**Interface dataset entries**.

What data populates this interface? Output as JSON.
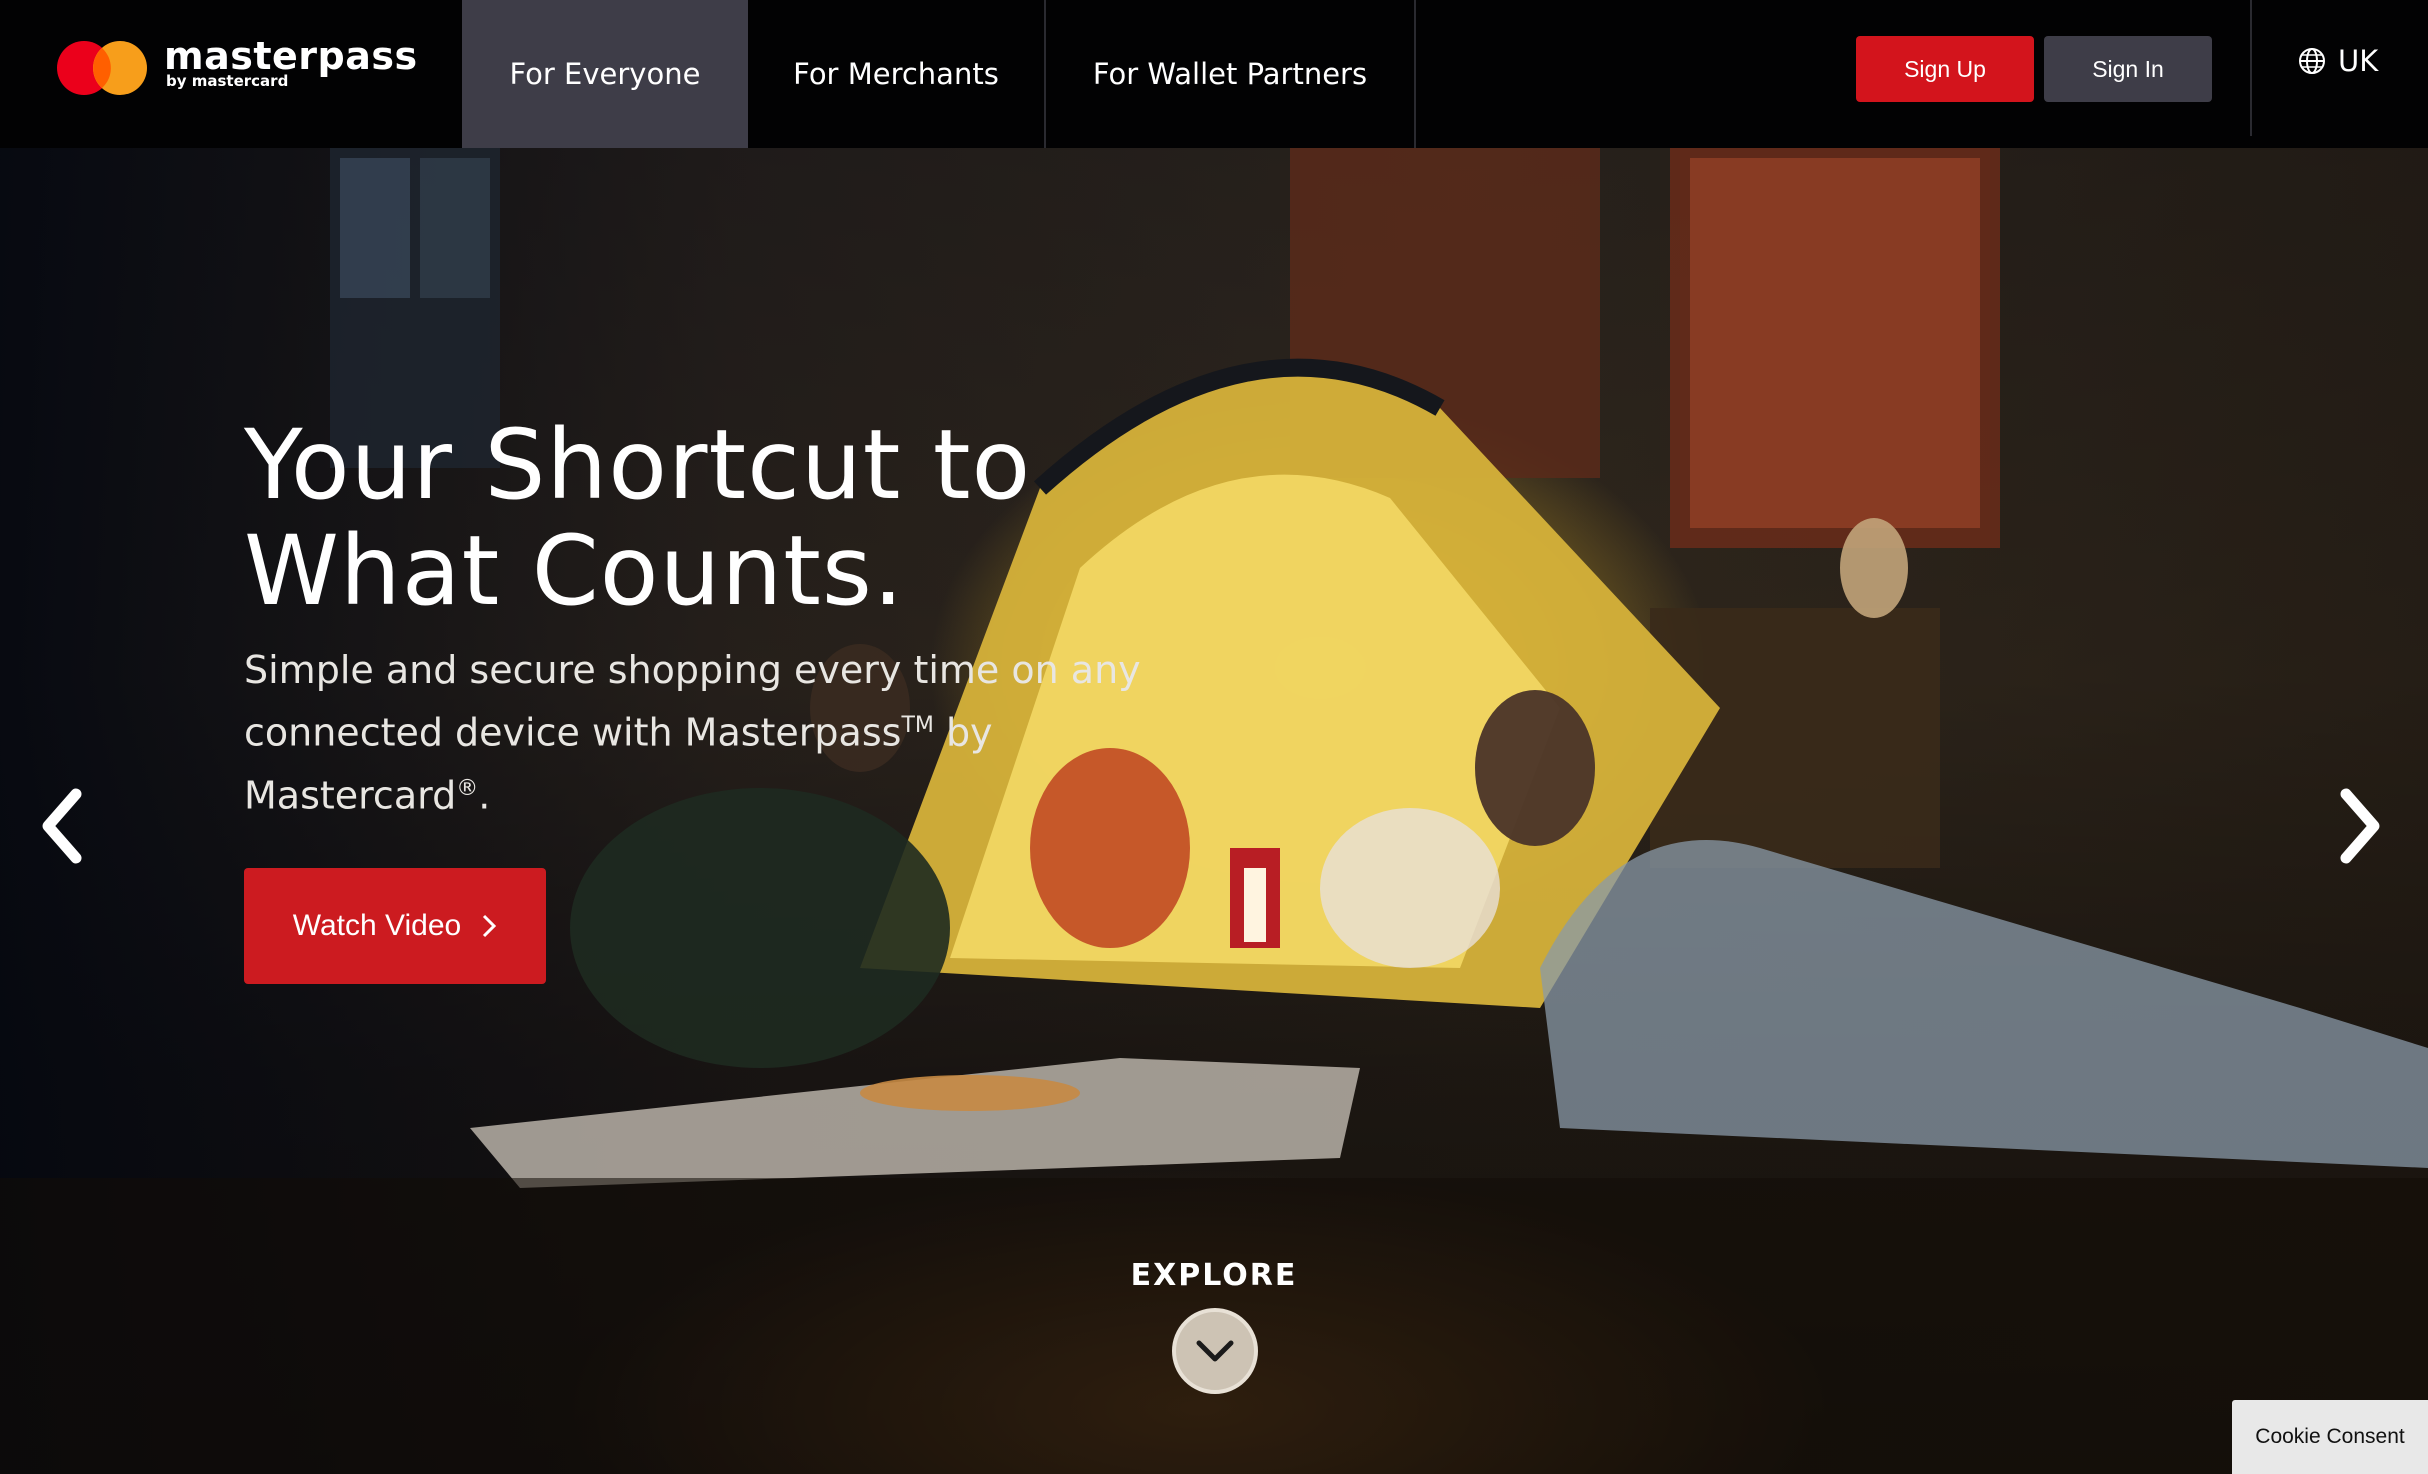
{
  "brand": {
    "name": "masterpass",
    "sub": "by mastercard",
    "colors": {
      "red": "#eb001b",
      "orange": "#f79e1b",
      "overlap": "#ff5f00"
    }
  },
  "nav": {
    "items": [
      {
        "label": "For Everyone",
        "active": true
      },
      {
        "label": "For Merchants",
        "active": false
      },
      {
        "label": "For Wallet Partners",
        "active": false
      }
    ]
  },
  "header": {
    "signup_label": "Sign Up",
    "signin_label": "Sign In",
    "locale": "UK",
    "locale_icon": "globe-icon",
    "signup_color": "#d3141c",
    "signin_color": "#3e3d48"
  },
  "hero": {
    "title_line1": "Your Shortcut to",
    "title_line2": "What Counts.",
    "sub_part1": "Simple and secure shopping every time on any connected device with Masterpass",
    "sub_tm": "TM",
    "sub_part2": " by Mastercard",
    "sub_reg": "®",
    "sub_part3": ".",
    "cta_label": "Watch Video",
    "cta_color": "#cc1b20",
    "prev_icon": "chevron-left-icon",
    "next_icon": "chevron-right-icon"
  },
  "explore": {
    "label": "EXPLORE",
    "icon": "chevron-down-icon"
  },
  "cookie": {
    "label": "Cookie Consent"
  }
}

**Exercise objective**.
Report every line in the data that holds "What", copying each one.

**Task result**.
What data populates this interface? Output as JSON.
    "title_line2": "What Counts.",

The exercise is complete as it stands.